Berenice began with the old same story that they had heard many times before. The story of her and Ludie Freeman. A long time ago.
“Now I am here to tell you I was happy. There was no human woman in all the world more happy than I was in them days,” she said. “And that includes everybody. You listening to me, John Henry? It includes all queens and millionaires and first ladies of the land. And I mean it includes people of all color. You hear me, Frankie? No human woman in all the world was happier than Berenice Sadie Brown.”
She had started with the old story of Ludie. And it began an afternoon in late Octorber almost twenty years ago. The story started at the place where first they met each other, in front of Camp Campbell’s Filling Station outside fo the city limits of the town. It was the time of the year when the leaves were turning and the countryside was smoky and autmn gray and gold. And the story went on from that first meeting to the wedding at the Welcome Ascension Church in Sugarville. And then on through the years with the two of them together. The house with brick front steps and the glass window son the corner of Barrow Street. The Christmas of the fox fur, and the June of the fish fry thrown for twenty-eight invited relatives and guests. The years with Berenice cooking dinner and dewing Ludie’s suits and shirts on the machine and the two of them always having a good time. And the nine months they lived up North, in the city of Cincinnati, where there was snow. Then Sugarville again, and days margining one into another, and the weeks, the months, the years together. And the pair of them always had a good time, yet it was not so much the happenings she mentioned as the way she told about these happenings that made F. Jasmine understand.
Berenice spoke in an unwinding kind of voice, and she had said that she was happier than a queen. As she told the story, it seemed to F. Jasmine that Berenice resembled a strange queen, if a queen can be colored and sitting at a kitchen table.

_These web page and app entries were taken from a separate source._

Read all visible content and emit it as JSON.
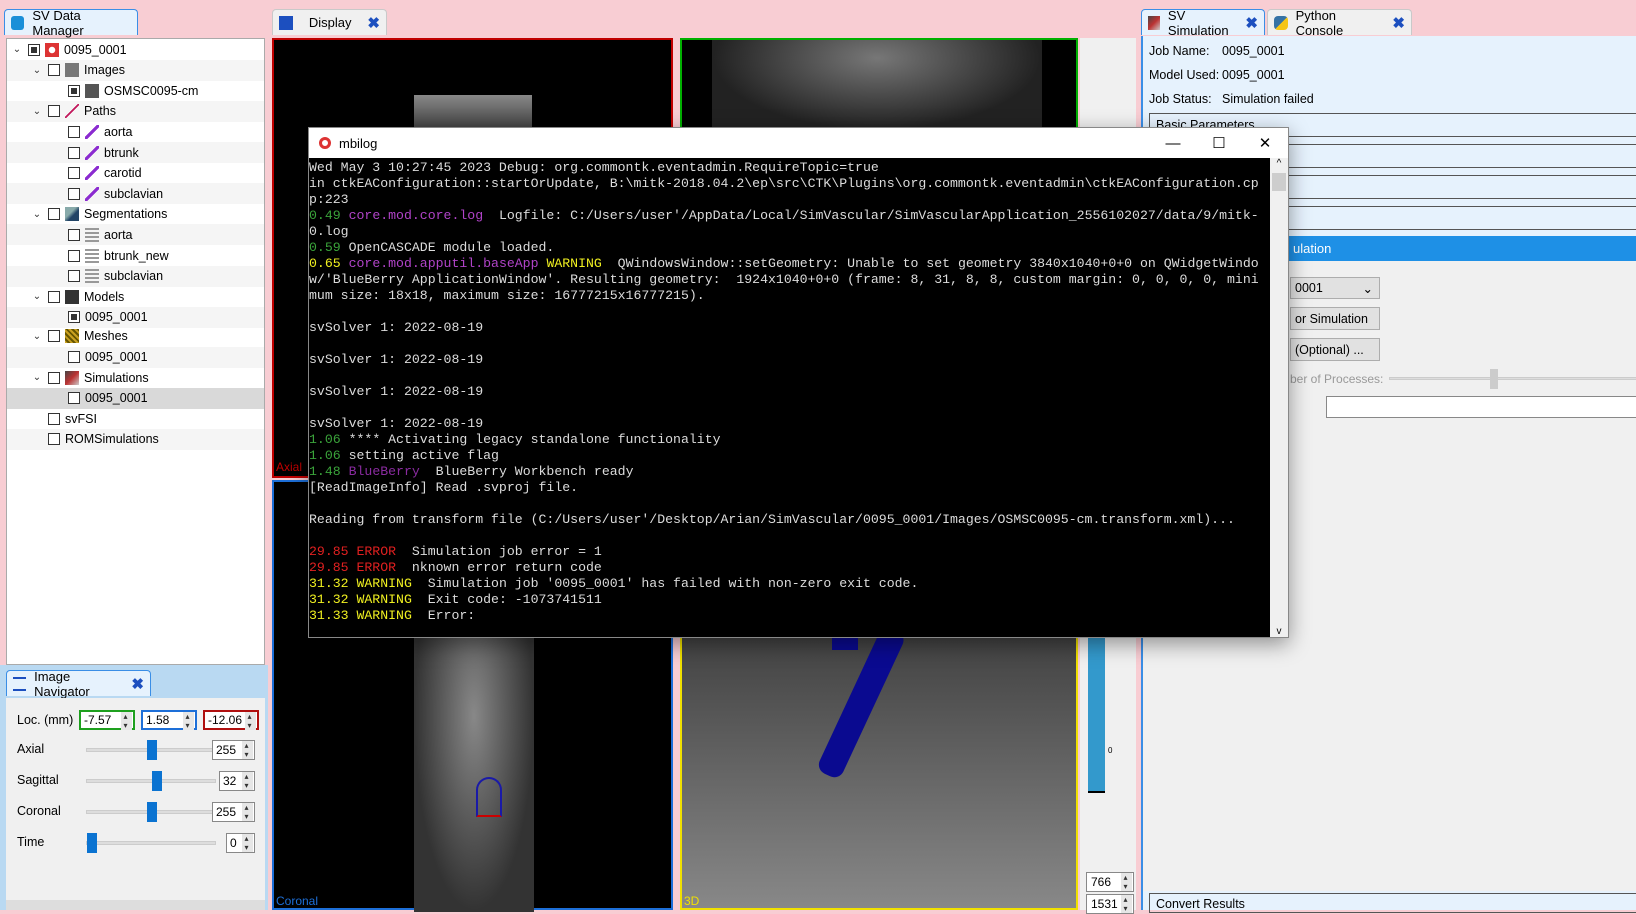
{
  "data_manager": {
    "tab": "SV Data Manager",
    "tree": [
      {
        "label": "0095_0001",
        "level": 0,
        "chev": true,
        "icon": "sv-logo-icon"
      },
      {
        "label": "Images",
        "level": 1,
        "chev": true,
        "icon": "images-icon"
      },
      {
        "label": "OSMSC0095-cm",
        "level": 2,
        "chev": false,
        "icon": "image-icon"
      },
      {
        "label": "Paths",
        "level": 1,
        "chev": true,
        "icon": "paths-icon"
      },
      {
        "label": "aorta",
        "level": 2,
        "chev": false,
        "icon": "path-icon"
      },
      {
        "label": "btrunk",
        "level": 2,
        "chev": false,
        "icon": "path-icon"
      },
      {
        "label": "carotid",
        "level": 2,
        "chev": false,
        "icon": "path-icon"
      },
      {
        "label": "subclavian",
        "level": 2,
        "chev": false,
        "icon": "path-icon"
      },
      {
        "label": "Segmentations",
        "level": 1,
        "chev": true,
        "icon": "segmentations-icon"
      },
      {
        "label": "aorta",
        "level": 2,
        "chev": false,
        "icon": "segmentation-icon"
      },
      {
        "label": "btrunk_new",
        "level": 2,
        "chev": false,
        "icon": "segmentation-icon"
      },
      {
        "label": "subclavian",
        "level": 2,
        "chev": false,
        "icon": "segmentation-icon"
      },
      {
        "label": "Models",
        "level": 1,
        "chev": true,
        "icon": "models-icon"
      },
      {
        "label": "0095_0001",
        "level": 2,
        "chev": false,
        "icon": "none"
      },
      {
        "label": "Meshes",
        "level": 1,
        "chev": true,
        "icon": "meshes-icon"
      },
      {
        "label": "0095_0001",
        "level": 2,
        "chev": false,
        "icon": "none"
      },
      {
        "label": "Simulations",
        "level": 1,
        "chev": true,
        "icon": "simulations-icon"
      },
      {
        "label": "0095_0001",
        "level": 2,
        "chev": false,
        "icon": "none",
        "selected": true
      },
      {
        "label": "svFSI",
        "level": 1,
        "chev": false,
        "icon": "none"
      },
      {
        "label": "ROMSimulations",
        "level": 1,
        "chev": false,
        "icon": "none"
      }
    ]
  },
  "navigator": {
    "tab": "Image Navigator",
    "loc_label": "Loc. (mm)",
    "loc": [
      "-7.57",
      "1.58",
      "-12.06"
    ],
    "sliders": [
      {
        "label": "Axial",
        "value": "255",
        "fraction": 0.5
      },
      {
        "label": "Sagittal",
        "value": "32",
        "fraction": 0.54
      },
      {
        "label": "Coronal",
        "value": "255",
        "fraction": 0.5
      },
      {
        "label": "Time",
        "value": "0",
        "fraction": 0
      }
    ]
  },
  "display": {
    "tab": "Display",
    "axial_label": "Axial",
    "coronal_label": "Coronal",
    "threed_label": "3D",
    "colorbar_zero": "0",
    "level": "766",
    "window": "1531"
  },
  "colors": {
    "axial": "#c00000",
    "sagittal": "#00b000",
    "coronal": "#1d6fd8",
    "threed": "#f0e000",
    "accent": "#1e90e6"
  },
  "log": {
    "title": "mbilog",
    "lines": [
      [
        [
          "",
          "Wed May 3 10:27:45 2023 Debug: org.commontk.eventadmin.RequireTopic=true"
        ]
      ],
      [
        [
          "",
          "in ctkEAConfiguration::startOrUpdate, B:\\mitk-2018.04.2\\ep\\src\\CTK\\Plugins\\org.commontk.eventadmin\\ctkEAConfiguration.cp"
        ]
      ],
      [
        [
          "",
          "p:223"
        ]
      ],
      [
        [
          "g",
          "0.49 "
        ],
        [
          "m",
          "core.mod.core.log"
        ],
        [
          "",
          "  Logfile: C:/Users/user'/AppData/Local/SimVascular/SimVascularApplication_2556102027/data/9/mitk-"
        ]
      ],
      [
        [
          "",
          "0.log"
        ]
      ],
      [
        [
          "g",
          "0.59 "
        ],
        [
          "",
          "OpenCASCADE module loaded."
        ]
      ],
      [
        [
          "y",
          "0.65 "
        ],
        [
          "m",
          "core.mod.apputil.baseApp "
        ],
        [
          "y",
          "WARNING"
        ],
        [
          "",
          "  QWindowsWindow::setGeometry: Unable to set geometry 3840x1040+0+0 on QWidgetWindo"
        ]
      ],
      [
        [
          "",
          "w/'BlueBerry ApplicationWindow'. Resulting geometry:  1924x1040+0+0 (frame: 8, 31, 8, 8, custom margin: 0, 0, 0, 0, mini"
        ]
      ],
      [
        [
          "",
          "mum size: 18x18, maximum size: 16777215x16777215)."
        ]
      ],
      [
        [
          "",
          ""
        ]
      ],
      [
        [
          "",
          "svSolver 1: 2022-08-19"
        ]
      ],
      [
        [
          "",
          ""
        ]
      ],
      [
        [
          "",
          "svSolver 1: 2022-08-19"
        ]
      ],
      [
        [
          "",
          ""
        ]
      ],
      [
        [
          "",
          "svSolver 1: 2022-08-19"
        ]
      ],
      [
        [
          "",
          ""
        ]
      ],
      [
        [
          "",
          "svSolver 1: 2022-08-19"
        ]
      ],
      [
        [
          "g",
          "1.06 "
        ],
        [
          "",
          "**** Activating legacy standalone functionality"
        ]
      ],
      [
        [
          "g",
          "1.06 "
        ],
        [
          "",
          "setting active flag"
        ]
      ],
      [
        [
          "g",
          "1.48 "
        ],
        [
          "p",
          "BlueBerry"
        ],
        [
          "",
          "  BlueBerry Workbench ready"
        ]
      ],
      [
        [
          "",
          "[ReadImageInfo] Read .svproj file."
        ]
      ],
      [
        [
          "",
          ""
        ]
      ],
      [
        [
          "",
          "Reading from transform file (C:/Users/user'/Desktop/Arian/SimVascular/0095_0001/Images/OSMSC0095-cm.transform.xml)..."
        ]
      ],
      [
        [
          "",
          ""
        ]
      ],
      [
        [
          "r",
          "29.85 ERROR"
        ],
        [
          "",
          "  Simulation job error = 1"
        ]
      ],
      [
        [
          "r",
          "29.85 ERROR"
        ],
        [
          "",
          "  nknown error return code"
        ]
      ],
      [
        [
          "y",
          "31.32 WARNING"
        ],
        [
          "",
          "  Simulation job '0095_0001' has failed with non-zero exit code."
        ]
      ],
      [
        [
          "y",
          "31.32 WARNING"
        ],
        [
          "",
          "  Exit code: -1073741511"
        ]
      ],
      [
        [
          "y",
          "31.33 WARNING"
        ],
        [
          "",
          "  Error:"
        ]
      ]
    ]
  },
  "simulation": {
    "tab": "SV Simulation",
    "python_tab": "Python Console",
    "job_name_label": "Job Name:",
    "job_name": "0095_0001",
    "model_label": "Model Used:",
    "model": "0095_0001",
    "status_label": "Job Status:",
    "status": "Simulation failed",
    "basic_params": "Basic Parameters",
    "run_header": "ulation",
    "combo": "0001",
    "create_btn": "or Simulation",
    "optional_btn": "(Optional) ...",
    "procs_label": "ber of Processes:",
    "procs_fraction": 0.5,
    "convert": "Convert Results"
  }
}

She unwound the story of her and Ludie like a colored queen unwinding a bolt of cloth of gold—and at the end, when the story was over, her expression was always the same: the dark eye starting straight ahead, her flat nose widened and trembling, her mouth finished and sad and quiet.